Exercise objective.
Report each line of the entries below that has the word "subtitle" in it.

Dataset entries.

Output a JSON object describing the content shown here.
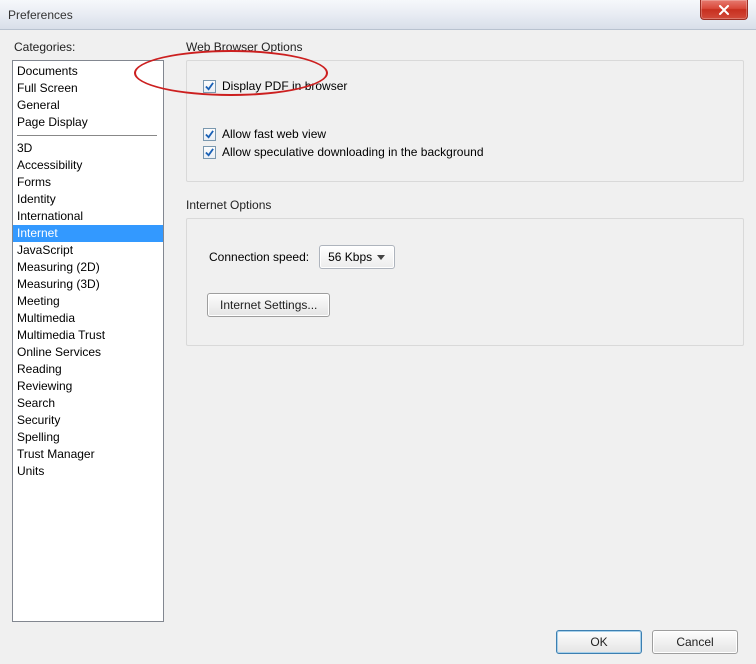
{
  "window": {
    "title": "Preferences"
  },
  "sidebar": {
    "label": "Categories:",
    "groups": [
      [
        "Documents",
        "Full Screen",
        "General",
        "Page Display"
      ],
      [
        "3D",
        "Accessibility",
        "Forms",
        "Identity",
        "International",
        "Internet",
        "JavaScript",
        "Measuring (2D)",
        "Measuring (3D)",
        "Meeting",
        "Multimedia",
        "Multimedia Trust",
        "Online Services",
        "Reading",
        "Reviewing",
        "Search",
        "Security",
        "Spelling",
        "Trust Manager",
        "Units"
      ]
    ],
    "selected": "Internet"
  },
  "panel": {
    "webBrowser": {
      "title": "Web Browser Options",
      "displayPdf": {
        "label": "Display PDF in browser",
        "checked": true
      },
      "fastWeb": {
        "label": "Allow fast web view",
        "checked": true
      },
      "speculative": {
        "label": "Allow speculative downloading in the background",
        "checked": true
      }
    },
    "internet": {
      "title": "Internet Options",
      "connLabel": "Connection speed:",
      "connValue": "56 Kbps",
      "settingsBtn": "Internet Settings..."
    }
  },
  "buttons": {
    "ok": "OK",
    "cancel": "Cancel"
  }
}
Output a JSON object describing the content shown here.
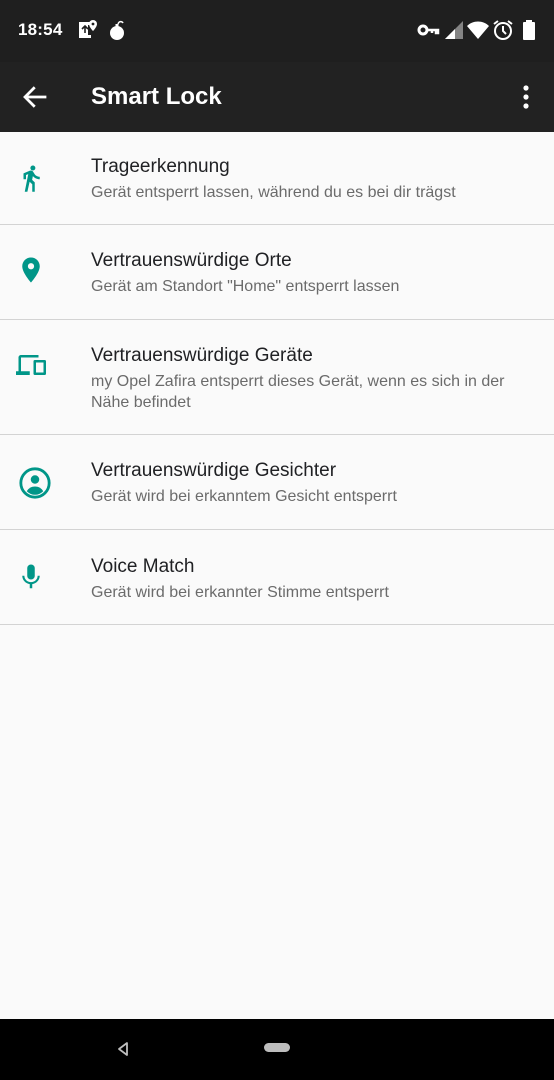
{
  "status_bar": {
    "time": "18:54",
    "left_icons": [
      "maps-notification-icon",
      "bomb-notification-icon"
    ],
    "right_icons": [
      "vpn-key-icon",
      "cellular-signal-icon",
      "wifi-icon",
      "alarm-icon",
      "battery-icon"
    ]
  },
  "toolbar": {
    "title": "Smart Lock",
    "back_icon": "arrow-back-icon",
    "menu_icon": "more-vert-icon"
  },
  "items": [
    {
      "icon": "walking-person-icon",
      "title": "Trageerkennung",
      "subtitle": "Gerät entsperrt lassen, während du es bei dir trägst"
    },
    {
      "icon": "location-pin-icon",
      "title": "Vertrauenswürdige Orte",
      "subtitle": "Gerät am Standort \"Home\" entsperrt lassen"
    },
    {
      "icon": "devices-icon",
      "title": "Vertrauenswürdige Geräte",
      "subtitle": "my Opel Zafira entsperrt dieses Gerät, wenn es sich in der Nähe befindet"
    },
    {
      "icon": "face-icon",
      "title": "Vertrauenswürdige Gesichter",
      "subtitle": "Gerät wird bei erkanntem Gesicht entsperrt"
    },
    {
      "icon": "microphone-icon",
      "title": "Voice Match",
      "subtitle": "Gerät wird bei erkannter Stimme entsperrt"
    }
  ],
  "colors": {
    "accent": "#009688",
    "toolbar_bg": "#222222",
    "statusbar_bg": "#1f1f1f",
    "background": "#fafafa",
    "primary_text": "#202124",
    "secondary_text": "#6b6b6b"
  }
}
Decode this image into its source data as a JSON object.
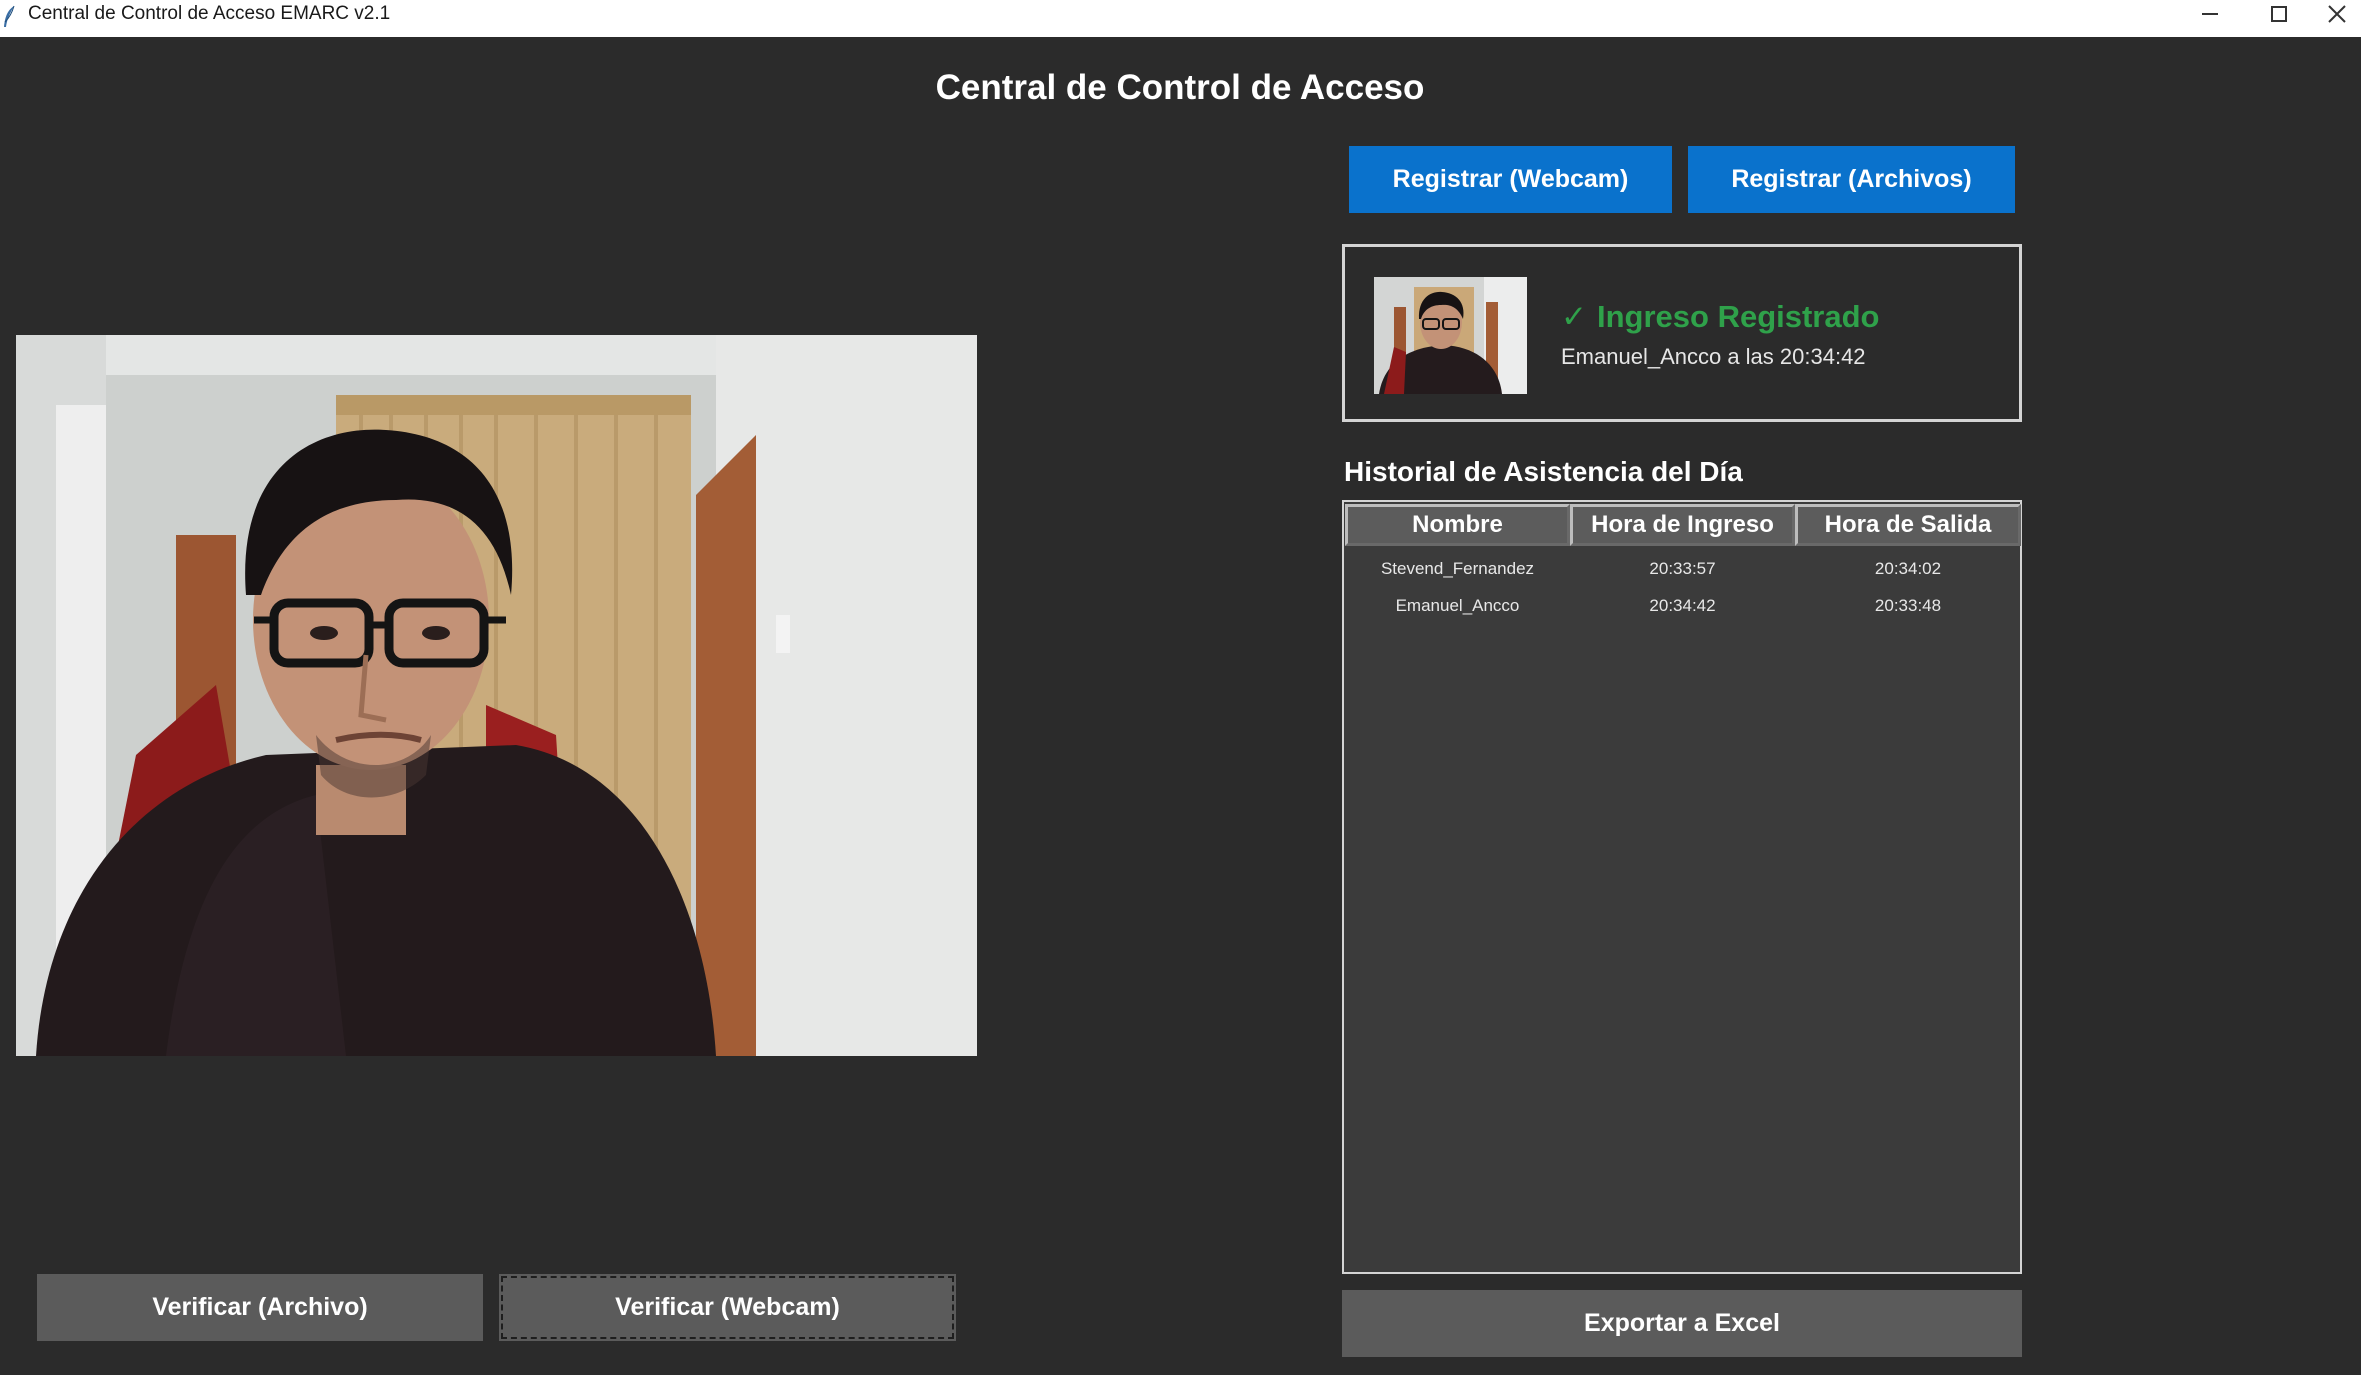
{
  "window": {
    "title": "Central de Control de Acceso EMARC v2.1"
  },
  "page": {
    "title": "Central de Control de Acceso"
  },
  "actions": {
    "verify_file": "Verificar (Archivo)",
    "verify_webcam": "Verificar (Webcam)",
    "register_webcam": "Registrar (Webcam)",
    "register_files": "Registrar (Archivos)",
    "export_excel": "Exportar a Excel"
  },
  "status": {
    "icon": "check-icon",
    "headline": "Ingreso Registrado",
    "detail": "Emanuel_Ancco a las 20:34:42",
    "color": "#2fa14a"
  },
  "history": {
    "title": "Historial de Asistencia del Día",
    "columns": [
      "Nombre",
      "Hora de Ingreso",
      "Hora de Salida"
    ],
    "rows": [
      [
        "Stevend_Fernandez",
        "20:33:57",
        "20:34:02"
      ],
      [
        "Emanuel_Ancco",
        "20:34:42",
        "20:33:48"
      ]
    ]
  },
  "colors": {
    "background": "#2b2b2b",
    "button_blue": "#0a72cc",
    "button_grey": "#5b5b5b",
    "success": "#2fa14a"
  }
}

Solution.
      "subtitle": "Gerät entsperrt lassen, während du es bei dir trägst"
      "subtitle": "Gerät am Standort \"Home\" entsperrt lassen"
      "subtitle": "my Opel Zafira entsperrt dieses Gerät, wenn es sich in der Nähe befindet"
      "subtitle": "Gerät wird bei erkanntem Gesicht entsperrt"
      "subtitle": "Gerät wird bei erkannter Stimme entsperrt"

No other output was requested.